Could you write out each of the records below exactly?

Data for analysis —
++++++++

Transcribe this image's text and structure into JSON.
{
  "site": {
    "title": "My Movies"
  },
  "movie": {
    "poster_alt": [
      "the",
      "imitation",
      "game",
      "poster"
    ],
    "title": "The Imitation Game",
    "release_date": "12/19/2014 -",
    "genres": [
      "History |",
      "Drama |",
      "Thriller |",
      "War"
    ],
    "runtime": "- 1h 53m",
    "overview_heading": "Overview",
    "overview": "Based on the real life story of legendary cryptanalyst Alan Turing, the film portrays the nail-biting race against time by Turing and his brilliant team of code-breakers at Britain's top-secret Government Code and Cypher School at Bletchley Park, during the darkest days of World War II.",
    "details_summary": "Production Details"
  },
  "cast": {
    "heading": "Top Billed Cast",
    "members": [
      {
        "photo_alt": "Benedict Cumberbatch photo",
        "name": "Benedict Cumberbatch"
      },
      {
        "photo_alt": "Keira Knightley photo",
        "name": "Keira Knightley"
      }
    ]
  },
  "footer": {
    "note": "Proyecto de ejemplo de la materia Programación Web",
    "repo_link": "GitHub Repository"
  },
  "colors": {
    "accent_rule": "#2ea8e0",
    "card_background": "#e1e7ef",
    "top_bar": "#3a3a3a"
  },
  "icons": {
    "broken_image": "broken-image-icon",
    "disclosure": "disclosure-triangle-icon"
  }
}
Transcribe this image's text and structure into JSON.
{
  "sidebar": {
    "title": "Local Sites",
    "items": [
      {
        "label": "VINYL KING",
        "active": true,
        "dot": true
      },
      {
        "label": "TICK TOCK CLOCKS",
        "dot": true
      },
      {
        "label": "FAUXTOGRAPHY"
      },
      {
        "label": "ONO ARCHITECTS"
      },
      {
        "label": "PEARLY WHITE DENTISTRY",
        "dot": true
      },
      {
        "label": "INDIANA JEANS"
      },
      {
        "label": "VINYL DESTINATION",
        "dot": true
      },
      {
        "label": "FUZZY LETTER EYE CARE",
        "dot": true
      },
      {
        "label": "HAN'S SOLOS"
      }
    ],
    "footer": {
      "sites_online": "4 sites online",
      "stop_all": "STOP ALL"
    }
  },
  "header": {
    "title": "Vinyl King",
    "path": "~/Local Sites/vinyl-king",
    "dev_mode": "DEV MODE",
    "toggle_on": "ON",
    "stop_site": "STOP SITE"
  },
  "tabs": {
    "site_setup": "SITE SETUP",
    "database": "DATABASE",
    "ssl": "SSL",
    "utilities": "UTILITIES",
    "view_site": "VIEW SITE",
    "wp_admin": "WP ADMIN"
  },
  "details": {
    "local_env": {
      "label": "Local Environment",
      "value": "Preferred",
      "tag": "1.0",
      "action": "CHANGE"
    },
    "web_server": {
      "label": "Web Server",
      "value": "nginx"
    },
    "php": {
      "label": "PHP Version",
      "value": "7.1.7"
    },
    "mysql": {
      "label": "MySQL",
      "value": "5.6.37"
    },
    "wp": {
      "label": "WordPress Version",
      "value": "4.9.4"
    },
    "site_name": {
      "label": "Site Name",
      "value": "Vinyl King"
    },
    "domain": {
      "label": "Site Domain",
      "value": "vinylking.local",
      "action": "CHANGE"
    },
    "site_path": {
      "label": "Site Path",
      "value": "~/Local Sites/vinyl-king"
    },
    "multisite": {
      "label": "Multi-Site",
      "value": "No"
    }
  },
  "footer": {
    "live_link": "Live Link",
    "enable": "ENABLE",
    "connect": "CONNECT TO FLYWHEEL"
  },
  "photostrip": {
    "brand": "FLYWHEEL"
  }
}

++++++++

Response box —
Transcribe this image's text and structure into JSON.
{
  "site": {
    "title": "My Movies"
  },
  "movie": {
    "poster_alt": [
      "the",
      "imitation",
      "game",
      "poster"
    ],
    "title": "The Imitation Game",
    "release_date": "12/19/2014 -",
    "genres": [
      "History |",
      "Drama |",
      "Thriller |",
      "War"
    ],
    "runtime": "- 1h 53m",
    "overview_heading": "Overview",
    "overview": "Based on the real life story of legendary cryptanalyst Alan Turing, the film portrays the nail-biting race against time by Turing and his brilliant team of code-breakers at Britain's top-secret Government Code and Cypher School at Bletchley Park, during the darkest days of World War II.",
    "details_summary": "Production Details"
  },
  "cast": {
    "heading": "Top Billed Cast",
    "members": [
      {
        "photo_alt": "Benedict Cumberbatch photo",
        "name": "Benedict Cumberbatch"
      },
      {
        "photo_alt": "Keira Knightley photo",
        "name": "Keira Knightley"
      }
    ]
  },
  "footer": {
    "note": "Proyecto de ejemplo de la materia Programación Web",
    "repo_link": "GitHub Repository"
  },
  "colors": {
    "accent_rule": "#2ea8e0",
    "card_background": "#e1e7ef",
    "top_bar": "#3a3a3a"
  },
  "icons": {
    "broken_image": "broken-image-icon",
    "disclosure": "disclosure-triangle-icon"
  }
}
Transcribe this image's text and structure into JSON.
{
  "sidebar": {
    "title": "Local Sites",
    "items": [
      {
        "label": "VINYL KING",
        "active": true,
        "dot": true
      },
      {
        "label": "TICK TOCK CLOCKS",
        "dot": true
      },
      {
        "label": "FAUXTOGRAPHY"
      },
      {
        "label": "ONO ARCHITECTS"
      },
      {
        "label": "PEARLY WHITE DENTISTRY",
        "dot": true
      },
      {
        "label": "INDIANA JEANS"
      },
      {
        "label": "VINYL DESTINATION",
        "dot": true
      },
      {
        "label": "FUZZY LETTER EYE CARE",
        "dot": true
      },
      {
        "label": "HAN'S SOLOS"
      }
    ],
    "footer": {
      "sites_online": "4 sites online",
      "stop_all": "STOP ALL"
    }
  },
  "header": {
    "title": "Vinyl King",
    "path": "~/Local Sites/vinyl-king",
    "dev_mode": "DEV MODE",
    "toggle_on": "ON",
    "stop_site": "STOP SITE"
  },
  "tabs": {
    "site_setup": "SITE SETUP",
    "database": "DATABASE",
    "ssl": "SSL",
    "utilities": "UTILITIES",
    "view_site": "VIEW SITE",
    "wp_admin": "WP ADMIN"
  },
  "details": {
    "local_env": {
      "label": "Local Environment",
      "value": "Preferred",
      "tag": "1.0",
      "action": "CHANGE"
    },
    "web_server": {
      "label": "Web Server",
      "value": "nginx"
    },
    "php": {
      "label": "PHP Version",
      "value": "7.1.7"
    },
    "mysql": {
      "label": "MySQL",
      "value": "5.6.37"
    },
    "wp": {
      "label": "WordPress Version",
      "value": "4.9.4"
    },
    "site_name": {
      "label": "Site Name",
      "value": "Vinyl King"
    },
    "domain": {
      "label": "Site Domain",
      "value": "vinylking.local",
      "action": "CHANGE"
    },
    "site_path": {
      "label": "Site Path",
      "value": "~/Local Sites/vinyl-king"
    },
    "multisite": {
      "label": "Multi-Site",
      "value": "No"
    }
  },
  "footer": {
    "live_link": "Live Link",
    "enable": "ENABLE",
    "connect": "CONNECT TO FLYWHEEL"
  },
  "photostrip": {
    "brand": "FLYWHEEL"
  }
}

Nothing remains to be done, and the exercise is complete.